Activity:
Go line by line through the data below and count those with the string "code". Give the number only.

[Start of Attachment]

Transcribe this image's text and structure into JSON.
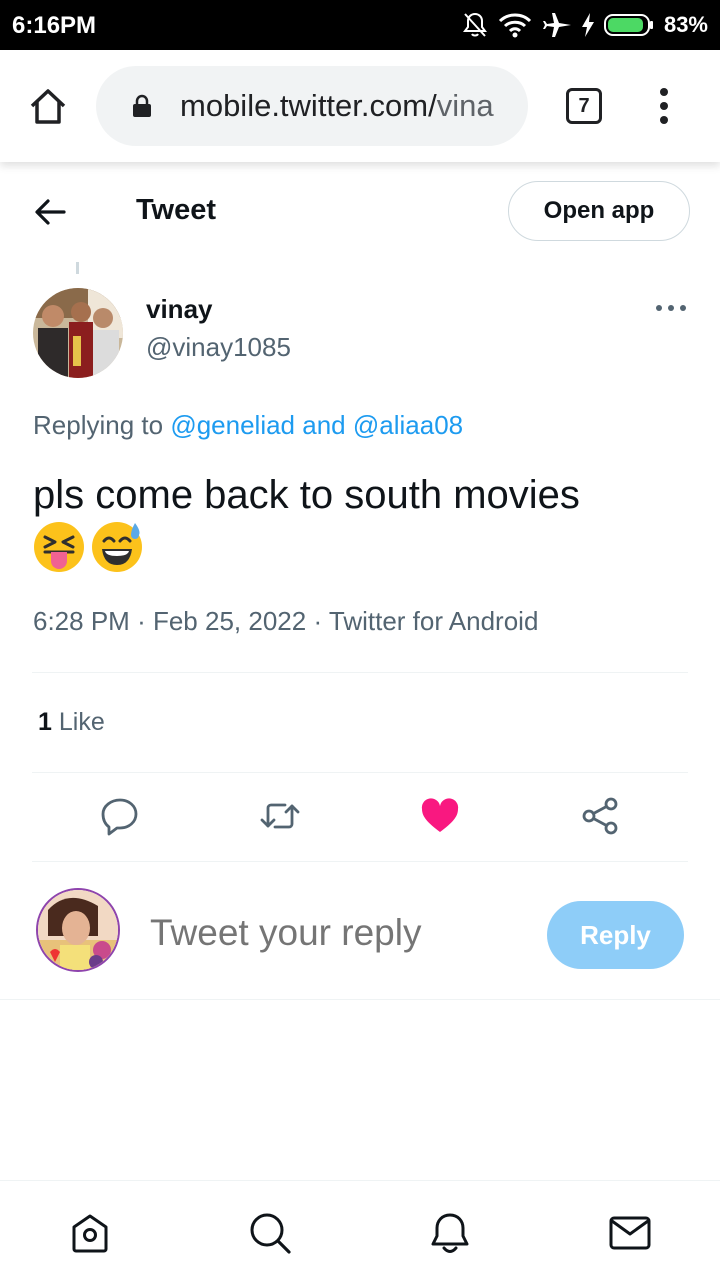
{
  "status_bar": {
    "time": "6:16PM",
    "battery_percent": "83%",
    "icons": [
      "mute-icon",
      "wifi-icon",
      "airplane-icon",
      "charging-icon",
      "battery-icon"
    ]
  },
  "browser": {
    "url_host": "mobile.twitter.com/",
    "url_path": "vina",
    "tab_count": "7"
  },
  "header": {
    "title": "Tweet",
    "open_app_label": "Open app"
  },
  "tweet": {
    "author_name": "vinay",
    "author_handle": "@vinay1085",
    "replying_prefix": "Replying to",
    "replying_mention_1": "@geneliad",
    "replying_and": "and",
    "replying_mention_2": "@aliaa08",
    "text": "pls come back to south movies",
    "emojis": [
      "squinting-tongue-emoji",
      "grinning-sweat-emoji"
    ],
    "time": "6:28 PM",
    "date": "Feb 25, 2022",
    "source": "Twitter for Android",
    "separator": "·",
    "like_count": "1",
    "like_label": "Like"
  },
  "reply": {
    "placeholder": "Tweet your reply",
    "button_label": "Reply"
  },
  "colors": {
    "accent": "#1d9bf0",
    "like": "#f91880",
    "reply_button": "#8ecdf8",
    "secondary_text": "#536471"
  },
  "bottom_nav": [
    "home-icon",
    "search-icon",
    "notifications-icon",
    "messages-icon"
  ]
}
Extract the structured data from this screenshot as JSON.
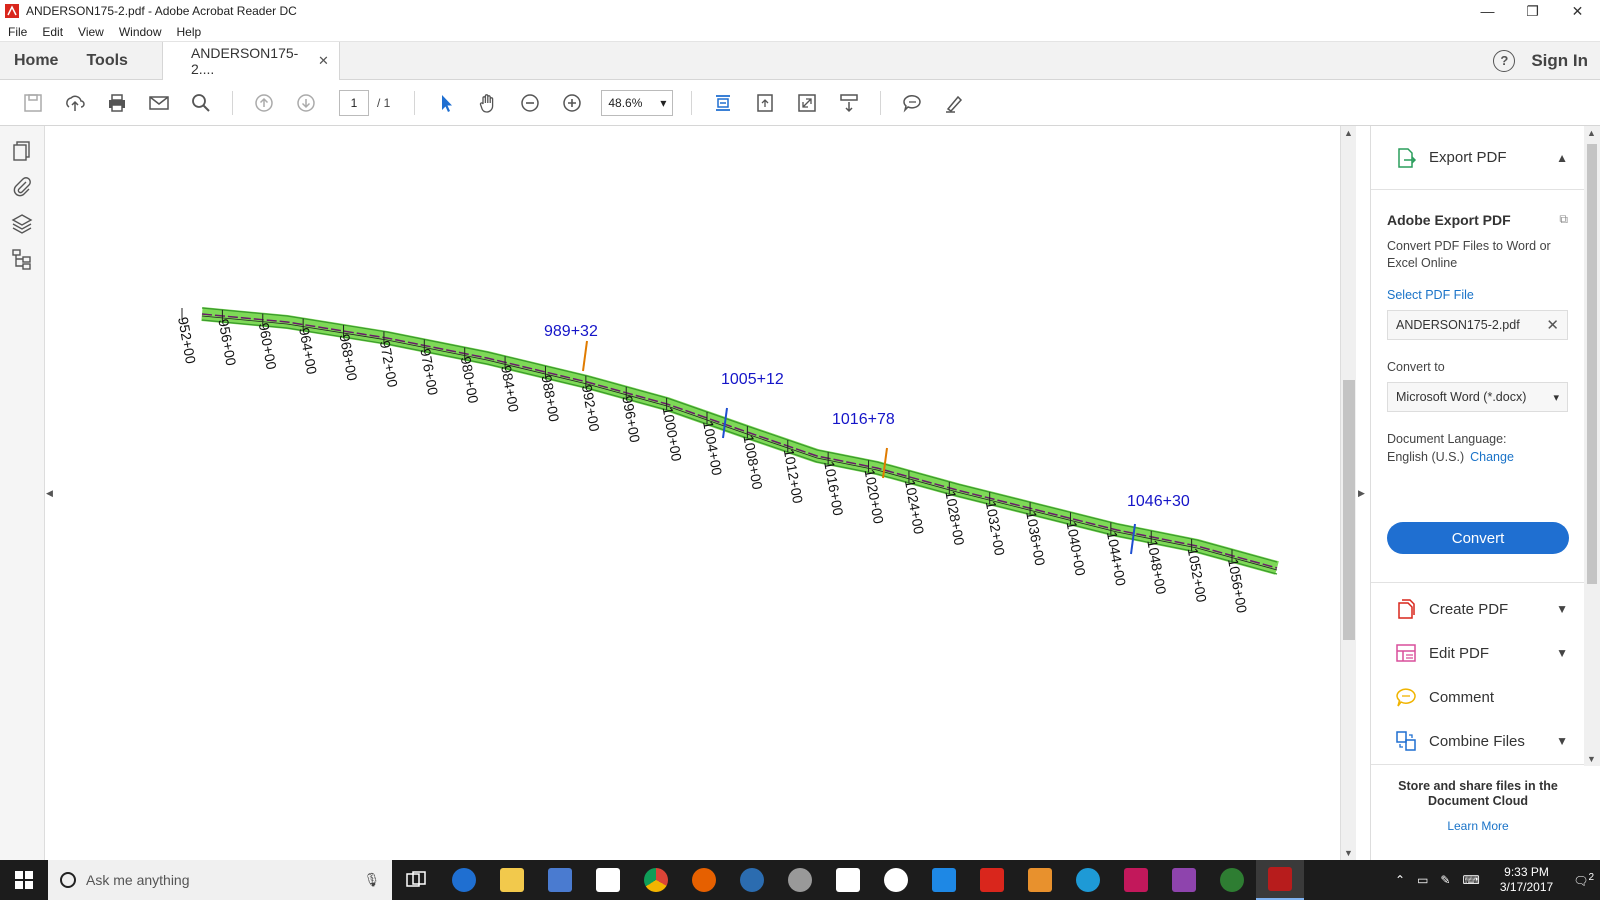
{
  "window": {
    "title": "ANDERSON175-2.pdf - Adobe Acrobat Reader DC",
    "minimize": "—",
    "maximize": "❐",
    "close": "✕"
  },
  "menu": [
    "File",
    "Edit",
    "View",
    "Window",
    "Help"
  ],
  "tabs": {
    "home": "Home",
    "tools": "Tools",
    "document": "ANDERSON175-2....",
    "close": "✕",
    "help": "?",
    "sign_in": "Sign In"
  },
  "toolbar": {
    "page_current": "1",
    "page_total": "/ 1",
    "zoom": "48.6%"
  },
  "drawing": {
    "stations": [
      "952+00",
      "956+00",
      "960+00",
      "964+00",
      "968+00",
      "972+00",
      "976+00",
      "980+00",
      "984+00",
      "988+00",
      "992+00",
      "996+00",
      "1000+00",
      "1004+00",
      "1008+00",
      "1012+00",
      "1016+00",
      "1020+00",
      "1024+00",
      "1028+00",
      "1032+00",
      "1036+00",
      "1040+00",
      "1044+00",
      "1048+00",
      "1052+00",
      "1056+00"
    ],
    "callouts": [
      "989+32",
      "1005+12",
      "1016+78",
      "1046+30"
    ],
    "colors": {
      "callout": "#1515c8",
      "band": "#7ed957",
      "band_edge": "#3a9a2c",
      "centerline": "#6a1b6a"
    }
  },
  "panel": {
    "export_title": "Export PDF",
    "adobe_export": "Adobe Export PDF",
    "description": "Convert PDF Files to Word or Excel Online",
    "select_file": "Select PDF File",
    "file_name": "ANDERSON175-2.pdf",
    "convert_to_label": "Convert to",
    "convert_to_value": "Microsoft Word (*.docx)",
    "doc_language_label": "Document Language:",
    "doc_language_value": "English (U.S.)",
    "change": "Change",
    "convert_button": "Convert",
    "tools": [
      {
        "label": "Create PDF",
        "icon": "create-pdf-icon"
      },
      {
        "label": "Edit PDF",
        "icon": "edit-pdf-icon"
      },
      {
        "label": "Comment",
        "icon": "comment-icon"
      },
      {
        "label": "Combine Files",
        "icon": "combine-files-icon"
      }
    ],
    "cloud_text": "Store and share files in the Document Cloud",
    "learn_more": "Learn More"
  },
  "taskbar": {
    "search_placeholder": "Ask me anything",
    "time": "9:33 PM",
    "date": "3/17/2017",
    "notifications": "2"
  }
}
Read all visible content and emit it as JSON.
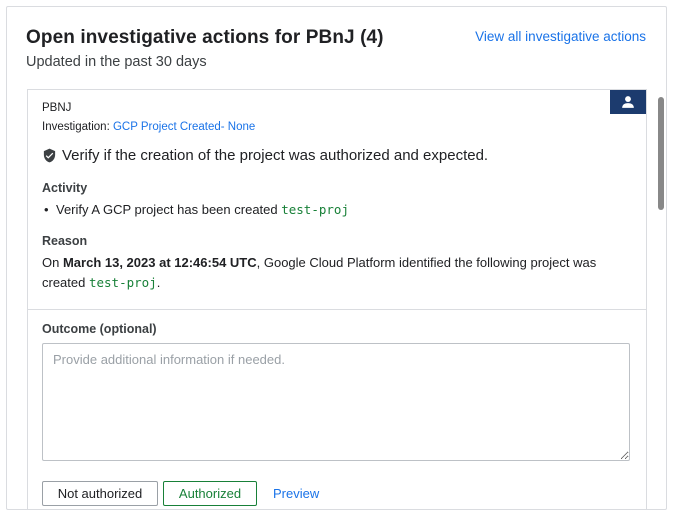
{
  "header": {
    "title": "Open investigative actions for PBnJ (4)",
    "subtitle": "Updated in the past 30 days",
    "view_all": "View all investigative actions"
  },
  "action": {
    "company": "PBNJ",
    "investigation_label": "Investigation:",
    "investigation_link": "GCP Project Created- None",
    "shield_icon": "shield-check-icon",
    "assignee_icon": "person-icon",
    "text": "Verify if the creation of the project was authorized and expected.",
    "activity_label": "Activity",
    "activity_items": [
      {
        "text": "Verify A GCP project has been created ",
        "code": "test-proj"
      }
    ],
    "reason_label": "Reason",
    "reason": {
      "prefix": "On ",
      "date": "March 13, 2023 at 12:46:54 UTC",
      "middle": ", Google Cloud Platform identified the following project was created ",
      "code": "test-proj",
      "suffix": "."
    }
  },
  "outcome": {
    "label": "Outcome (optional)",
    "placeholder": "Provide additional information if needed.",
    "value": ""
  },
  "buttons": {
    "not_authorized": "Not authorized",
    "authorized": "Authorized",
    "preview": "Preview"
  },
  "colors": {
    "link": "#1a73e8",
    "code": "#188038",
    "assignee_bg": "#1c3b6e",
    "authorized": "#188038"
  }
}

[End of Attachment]

Solution to this problem:
3